07 Sep 2014
Callbacks & Closures in JS with Brad Dayley
I recently purchased Brad Dayley’s book on the MEAN stack entitled Node.js, MongoDB and AngularJS Web Development (there’s also a section on Express, for those wondering about the E).The book is fantastic and Dayley provides a GitHub repo with the code for all the exercises covered in the book.
The exercise Dayley uses to demonstrate is one that relies on the
process.nextTick() function native to Node. The function takes a callback and tells Node to execute the function on the next event loop. To return to the party analogy,
process.nextTick() schedules conversations with guests only after “earlier”” scheduled conversations have been attended to. I have tried to visually depict these loops in the console in the code below (which is almost wholly copied from Dayley’s exercise , with some minor alterations):
The code above iterates twice through an array of three cars and logs the cars to the console. The key difference here is when the execution of the function
logCar() nested in the loop in 11-17 occurs, versus the function
wrapperFn() nested in the loop in 19-28.
logCar() and “wraps” around it - hence the name.
The wrapper function here makes all the difference. The callback in
logCar() is destined not to execute until the second event loop in the program because it is wrapped in the aforementioned

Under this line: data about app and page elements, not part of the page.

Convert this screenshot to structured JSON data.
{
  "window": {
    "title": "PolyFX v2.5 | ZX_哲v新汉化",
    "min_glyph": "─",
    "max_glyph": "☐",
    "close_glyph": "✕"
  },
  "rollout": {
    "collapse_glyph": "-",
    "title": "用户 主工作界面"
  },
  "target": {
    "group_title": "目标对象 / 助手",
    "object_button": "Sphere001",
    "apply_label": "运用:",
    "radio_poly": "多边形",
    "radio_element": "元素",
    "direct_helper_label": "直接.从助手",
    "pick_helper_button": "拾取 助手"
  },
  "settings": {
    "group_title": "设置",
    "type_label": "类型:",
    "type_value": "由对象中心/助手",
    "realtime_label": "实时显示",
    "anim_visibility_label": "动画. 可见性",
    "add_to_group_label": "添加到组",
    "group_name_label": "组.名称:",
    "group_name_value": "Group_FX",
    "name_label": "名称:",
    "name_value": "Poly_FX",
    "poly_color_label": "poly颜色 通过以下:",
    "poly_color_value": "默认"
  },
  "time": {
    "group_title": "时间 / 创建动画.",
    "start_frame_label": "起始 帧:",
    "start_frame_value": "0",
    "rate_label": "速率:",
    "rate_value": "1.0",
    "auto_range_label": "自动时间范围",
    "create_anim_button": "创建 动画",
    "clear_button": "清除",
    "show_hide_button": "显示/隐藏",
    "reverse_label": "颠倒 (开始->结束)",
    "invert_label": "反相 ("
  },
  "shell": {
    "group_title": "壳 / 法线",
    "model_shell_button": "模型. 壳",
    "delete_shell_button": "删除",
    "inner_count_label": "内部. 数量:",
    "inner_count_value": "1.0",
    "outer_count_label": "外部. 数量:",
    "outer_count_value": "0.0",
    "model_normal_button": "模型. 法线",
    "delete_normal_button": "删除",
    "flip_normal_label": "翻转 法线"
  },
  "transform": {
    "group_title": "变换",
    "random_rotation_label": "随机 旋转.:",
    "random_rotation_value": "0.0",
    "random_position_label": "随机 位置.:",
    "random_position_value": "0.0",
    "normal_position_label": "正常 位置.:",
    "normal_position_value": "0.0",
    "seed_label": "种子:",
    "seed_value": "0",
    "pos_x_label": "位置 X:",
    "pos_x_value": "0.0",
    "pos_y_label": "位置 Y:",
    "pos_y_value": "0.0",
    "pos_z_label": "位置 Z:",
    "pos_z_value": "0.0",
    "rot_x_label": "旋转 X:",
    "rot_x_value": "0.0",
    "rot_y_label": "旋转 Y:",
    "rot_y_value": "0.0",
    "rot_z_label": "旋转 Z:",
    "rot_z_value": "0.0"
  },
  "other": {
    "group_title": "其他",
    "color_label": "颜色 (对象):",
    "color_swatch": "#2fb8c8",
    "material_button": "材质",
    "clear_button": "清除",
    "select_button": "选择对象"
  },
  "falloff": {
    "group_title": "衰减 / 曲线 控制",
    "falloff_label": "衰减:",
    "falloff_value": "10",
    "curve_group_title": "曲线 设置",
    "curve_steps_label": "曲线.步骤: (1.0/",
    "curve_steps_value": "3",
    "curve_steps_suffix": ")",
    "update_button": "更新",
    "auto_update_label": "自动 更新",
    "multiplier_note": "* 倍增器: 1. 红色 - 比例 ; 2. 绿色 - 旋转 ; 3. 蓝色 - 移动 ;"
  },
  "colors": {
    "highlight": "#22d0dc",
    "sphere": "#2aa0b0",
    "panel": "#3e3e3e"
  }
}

process.nextTick(). Thus, “first loop” events, like the for loops that begin in 11 and 19, will occur prior to the callback.
Because the execution of the callback must occur after the for loops are complete, the only way all the cars can get logged to the console is if the variables passed in as parameters each uniquely represent the three cars.
In 11-17, the
logCar() takes on 13 will appear in the anonymous function always as the final element in the car array: Bugatti. The variable
message serving as the parameter in
logCar() is changing each time through the loop, and by the time the anonymous function uses it on the second event loop, the variable is equal to the final element in the array. In closure terms,
logCar() is the parent function of the anonymous function, and the parameter it passes to the anonymous function changes twice; however, since the callback executes on the second event loop, it is doomed to grab the parameter after the final iteration.
In contrast, the function
wrapperFn() in 21 does not let cars race by (excuse the pun), instead grabbing them and passing them along to its child functions in 27 when
wrapperFn() is called. As you can see visually via “PARAMETER PASSED 2: “, the message variable is being caught on the first event loop and saved in memory for the second event loop.
Additionally, I realized while doing this exercise the importance of using closures in conjunction with callbacks to grab information from AJAX requests to bring such information to the client-side. As AJAX requests by definition occur asynchronously, they represent a perfect situation for implementing closures and callbacks.
Brendan Susens-Jackson, who I worked with on a side project called ReadyReader, originally explained this idea to me and put it to work on our application. The source code can be found here. Brendan helped edit this post, so hats off to him :-).